** WHAT YOU NEED TO DO **
Copy each line of the data below in which the word "price" can be found.

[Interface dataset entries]
--------------------------------
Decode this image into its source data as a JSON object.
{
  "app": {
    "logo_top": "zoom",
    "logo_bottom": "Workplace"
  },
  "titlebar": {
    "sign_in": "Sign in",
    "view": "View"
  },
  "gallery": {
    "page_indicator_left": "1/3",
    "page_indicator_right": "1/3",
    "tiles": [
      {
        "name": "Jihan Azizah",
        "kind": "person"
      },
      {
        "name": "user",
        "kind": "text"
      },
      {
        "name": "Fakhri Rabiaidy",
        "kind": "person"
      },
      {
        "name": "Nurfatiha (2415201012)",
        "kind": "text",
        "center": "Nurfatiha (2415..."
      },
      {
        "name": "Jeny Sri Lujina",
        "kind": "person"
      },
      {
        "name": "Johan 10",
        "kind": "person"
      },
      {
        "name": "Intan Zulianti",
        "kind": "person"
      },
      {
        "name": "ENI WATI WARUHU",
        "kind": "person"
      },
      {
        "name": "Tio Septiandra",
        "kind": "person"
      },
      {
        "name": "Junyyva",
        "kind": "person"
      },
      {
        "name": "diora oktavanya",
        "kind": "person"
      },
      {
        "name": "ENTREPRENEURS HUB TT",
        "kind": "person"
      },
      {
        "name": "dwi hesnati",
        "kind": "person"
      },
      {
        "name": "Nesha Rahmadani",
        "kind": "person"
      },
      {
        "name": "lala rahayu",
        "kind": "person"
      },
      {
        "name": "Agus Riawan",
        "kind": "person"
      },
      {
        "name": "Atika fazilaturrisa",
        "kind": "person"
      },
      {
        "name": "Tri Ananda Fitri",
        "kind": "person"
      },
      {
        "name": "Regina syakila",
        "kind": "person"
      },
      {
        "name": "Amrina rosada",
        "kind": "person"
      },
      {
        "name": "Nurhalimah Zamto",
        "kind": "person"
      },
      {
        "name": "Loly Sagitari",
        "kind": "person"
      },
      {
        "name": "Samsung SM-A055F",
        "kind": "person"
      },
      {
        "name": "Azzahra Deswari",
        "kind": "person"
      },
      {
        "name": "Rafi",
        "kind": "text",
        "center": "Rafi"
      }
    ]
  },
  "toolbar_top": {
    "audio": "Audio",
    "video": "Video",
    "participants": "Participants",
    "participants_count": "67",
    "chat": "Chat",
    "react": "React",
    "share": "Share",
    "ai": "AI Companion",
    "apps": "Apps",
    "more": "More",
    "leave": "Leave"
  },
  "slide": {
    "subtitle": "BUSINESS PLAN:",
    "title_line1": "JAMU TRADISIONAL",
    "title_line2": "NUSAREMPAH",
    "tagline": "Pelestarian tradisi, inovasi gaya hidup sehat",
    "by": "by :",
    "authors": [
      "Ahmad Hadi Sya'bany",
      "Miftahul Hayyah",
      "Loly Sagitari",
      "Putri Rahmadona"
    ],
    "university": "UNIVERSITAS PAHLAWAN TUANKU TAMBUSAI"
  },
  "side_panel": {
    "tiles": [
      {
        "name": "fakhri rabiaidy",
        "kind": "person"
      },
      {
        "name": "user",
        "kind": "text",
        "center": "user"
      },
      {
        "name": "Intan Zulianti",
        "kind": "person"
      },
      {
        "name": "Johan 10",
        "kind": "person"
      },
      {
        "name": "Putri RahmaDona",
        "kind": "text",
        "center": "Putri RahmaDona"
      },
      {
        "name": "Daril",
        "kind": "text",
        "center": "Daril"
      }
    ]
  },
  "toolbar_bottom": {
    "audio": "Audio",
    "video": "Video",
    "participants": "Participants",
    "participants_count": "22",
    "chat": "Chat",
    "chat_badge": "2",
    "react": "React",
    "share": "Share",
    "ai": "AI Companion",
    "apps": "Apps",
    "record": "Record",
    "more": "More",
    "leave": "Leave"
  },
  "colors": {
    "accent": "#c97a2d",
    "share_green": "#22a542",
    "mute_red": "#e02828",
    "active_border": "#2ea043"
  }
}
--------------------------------
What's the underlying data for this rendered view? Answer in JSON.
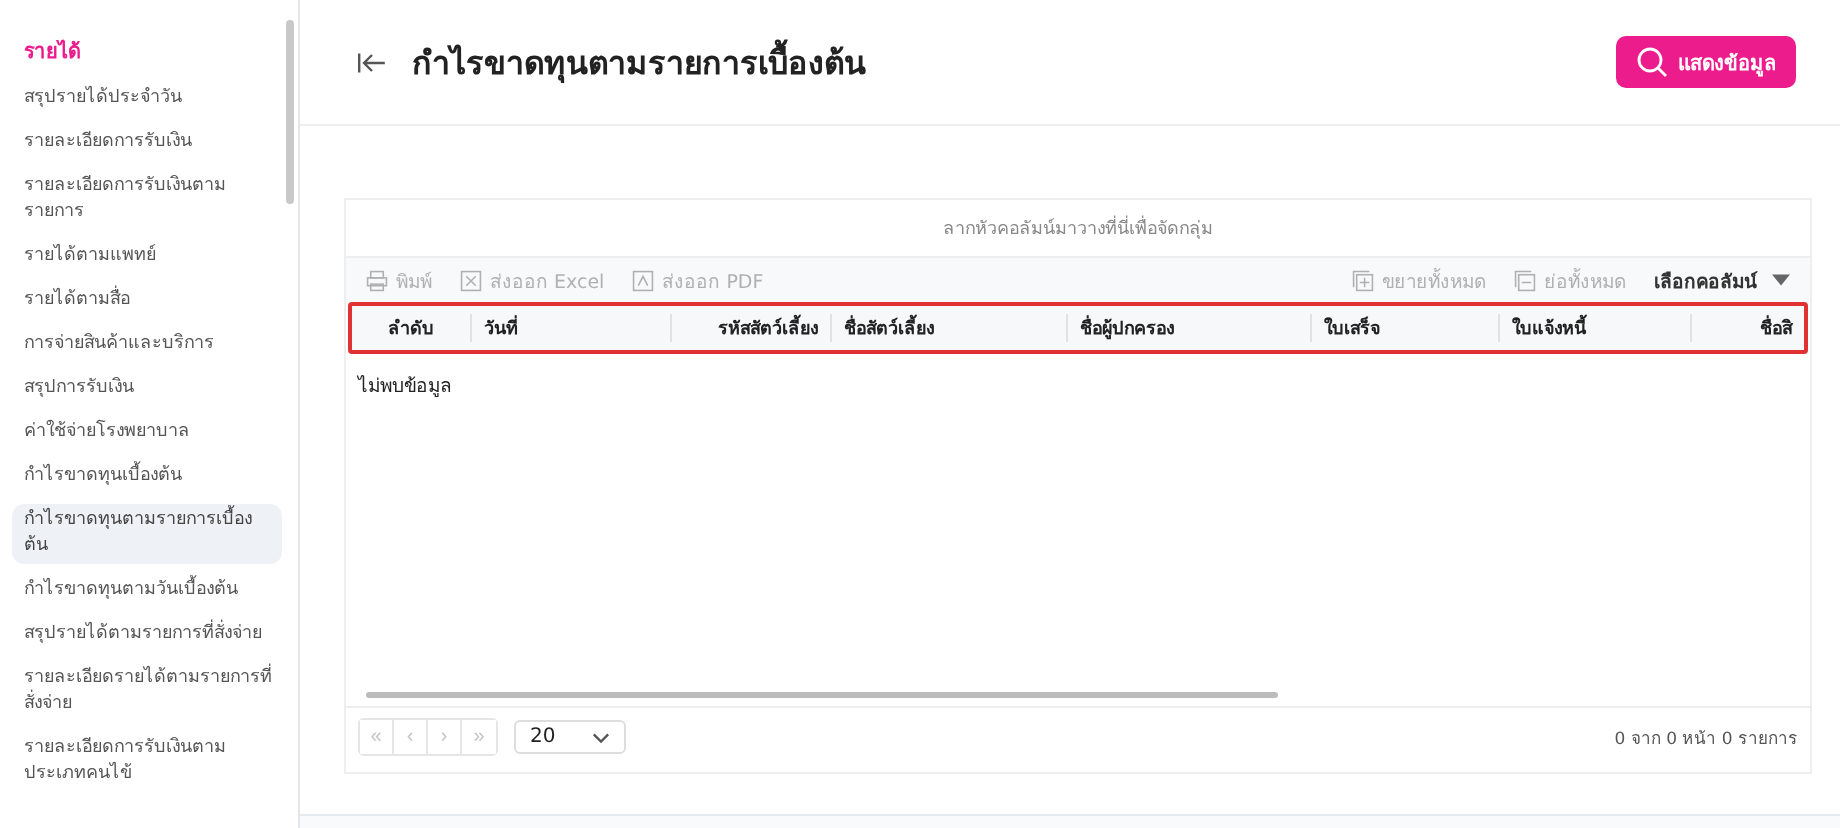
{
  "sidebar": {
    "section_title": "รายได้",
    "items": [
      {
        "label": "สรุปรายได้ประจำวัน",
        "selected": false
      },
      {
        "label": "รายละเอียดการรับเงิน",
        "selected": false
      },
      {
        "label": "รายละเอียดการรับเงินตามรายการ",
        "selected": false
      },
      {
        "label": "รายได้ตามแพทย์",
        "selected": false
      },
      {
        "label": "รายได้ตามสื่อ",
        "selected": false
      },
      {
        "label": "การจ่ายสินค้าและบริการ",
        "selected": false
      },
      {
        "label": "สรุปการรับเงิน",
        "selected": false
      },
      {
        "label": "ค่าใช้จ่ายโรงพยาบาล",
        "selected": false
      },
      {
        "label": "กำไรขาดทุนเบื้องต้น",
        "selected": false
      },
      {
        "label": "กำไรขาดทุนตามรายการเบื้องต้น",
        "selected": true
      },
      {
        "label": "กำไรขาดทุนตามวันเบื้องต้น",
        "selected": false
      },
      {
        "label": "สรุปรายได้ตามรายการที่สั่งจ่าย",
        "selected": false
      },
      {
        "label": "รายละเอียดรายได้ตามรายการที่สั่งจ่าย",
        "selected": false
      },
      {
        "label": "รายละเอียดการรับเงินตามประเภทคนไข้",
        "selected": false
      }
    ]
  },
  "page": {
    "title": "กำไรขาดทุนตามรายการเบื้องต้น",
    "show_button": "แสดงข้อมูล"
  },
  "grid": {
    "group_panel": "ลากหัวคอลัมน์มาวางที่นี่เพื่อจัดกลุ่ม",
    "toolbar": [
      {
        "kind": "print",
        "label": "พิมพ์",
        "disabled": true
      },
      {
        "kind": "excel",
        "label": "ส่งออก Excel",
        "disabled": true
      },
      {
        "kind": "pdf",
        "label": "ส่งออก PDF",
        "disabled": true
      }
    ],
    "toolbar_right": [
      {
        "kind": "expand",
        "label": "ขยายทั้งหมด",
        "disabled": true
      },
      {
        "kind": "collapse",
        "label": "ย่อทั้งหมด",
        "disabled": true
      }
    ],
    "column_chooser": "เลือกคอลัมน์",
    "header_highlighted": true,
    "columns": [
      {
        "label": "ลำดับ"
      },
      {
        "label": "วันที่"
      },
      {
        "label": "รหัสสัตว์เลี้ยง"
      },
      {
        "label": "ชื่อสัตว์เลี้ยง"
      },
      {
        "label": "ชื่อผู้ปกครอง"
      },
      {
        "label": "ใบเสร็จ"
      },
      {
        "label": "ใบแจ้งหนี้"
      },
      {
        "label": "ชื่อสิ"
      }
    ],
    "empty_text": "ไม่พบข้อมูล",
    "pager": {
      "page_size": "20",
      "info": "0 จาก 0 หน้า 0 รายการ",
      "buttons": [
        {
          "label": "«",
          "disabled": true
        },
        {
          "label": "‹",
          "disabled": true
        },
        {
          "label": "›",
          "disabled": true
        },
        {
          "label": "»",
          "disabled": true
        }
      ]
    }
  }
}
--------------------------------
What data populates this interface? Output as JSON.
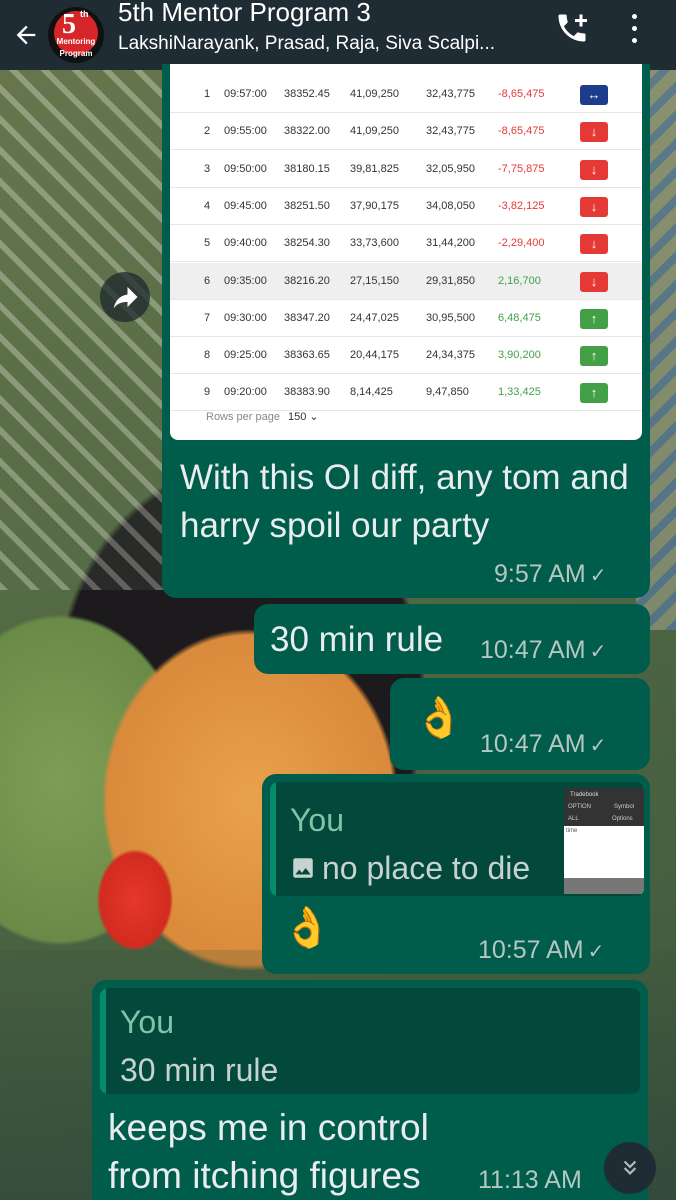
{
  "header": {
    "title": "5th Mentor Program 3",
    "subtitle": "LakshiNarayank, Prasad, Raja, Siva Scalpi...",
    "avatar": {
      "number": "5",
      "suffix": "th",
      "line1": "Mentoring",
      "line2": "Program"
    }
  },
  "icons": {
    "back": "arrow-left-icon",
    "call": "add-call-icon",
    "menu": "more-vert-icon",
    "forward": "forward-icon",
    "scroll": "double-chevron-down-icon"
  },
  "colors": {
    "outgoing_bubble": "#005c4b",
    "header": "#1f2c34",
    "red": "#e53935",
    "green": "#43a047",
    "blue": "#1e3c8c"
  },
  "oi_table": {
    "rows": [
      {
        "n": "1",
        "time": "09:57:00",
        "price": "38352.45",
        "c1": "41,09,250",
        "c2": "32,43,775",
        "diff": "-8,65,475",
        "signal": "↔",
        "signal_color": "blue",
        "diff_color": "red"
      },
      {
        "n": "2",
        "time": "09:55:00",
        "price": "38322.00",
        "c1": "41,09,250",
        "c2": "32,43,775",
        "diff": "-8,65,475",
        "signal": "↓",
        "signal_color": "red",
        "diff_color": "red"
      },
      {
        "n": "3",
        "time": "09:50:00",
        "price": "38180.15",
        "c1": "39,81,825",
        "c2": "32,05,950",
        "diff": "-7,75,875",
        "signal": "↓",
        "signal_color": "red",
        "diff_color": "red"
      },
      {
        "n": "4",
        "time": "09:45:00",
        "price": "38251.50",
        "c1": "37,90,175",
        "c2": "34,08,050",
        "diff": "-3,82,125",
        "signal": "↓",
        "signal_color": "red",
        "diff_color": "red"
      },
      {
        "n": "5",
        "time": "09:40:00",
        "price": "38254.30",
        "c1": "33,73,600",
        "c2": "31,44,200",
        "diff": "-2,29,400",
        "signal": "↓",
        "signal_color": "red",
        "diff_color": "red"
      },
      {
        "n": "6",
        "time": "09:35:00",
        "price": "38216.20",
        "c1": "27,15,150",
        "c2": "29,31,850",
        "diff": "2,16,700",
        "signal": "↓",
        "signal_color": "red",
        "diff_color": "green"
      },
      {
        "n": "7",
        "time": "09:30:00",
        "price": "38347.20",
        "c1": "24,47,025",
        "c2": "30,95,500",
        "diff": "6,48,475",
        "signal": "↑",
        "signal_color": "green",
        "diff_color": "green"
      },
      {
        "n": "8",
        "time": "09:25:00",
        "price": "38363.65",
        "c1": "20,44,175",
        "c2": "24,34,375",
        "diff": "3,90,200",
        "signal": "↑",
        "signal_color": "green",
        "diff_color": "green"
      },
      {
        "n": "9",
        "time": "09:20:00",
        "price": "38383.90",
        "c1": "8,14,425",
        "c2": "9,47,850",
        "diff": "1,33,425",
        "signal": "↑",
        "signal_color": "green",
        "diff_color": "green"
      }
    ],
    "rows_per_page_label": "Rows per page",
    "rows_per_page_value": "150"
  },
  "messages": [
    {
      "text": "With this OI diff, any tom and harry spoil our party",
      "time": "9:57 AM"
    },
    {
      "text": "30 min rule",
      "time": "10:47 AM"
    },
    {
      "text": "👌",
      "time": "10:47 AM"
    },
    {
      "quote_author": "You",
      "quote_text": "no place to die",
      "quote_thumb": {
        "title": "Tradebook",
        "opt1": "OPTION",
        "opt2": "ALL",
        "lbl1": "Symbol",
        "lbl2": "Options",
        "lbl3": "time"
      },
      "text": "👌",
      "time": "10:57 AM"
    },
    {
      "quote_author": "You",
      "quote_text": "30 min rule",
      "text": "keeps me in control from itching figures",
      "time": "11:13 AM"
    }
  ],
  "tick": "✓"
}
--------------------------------
** RESPONSE TO THE EXERCISE **
        "price": "38352.45",
        "price": "38322.00",
        "price": "38180.15",
        "price": "38251.50",
        "price": "38254.30",
        "price": "38216.20",
        "price": "38347.20",
        "price": "38363.65",
        "price": "38383.90",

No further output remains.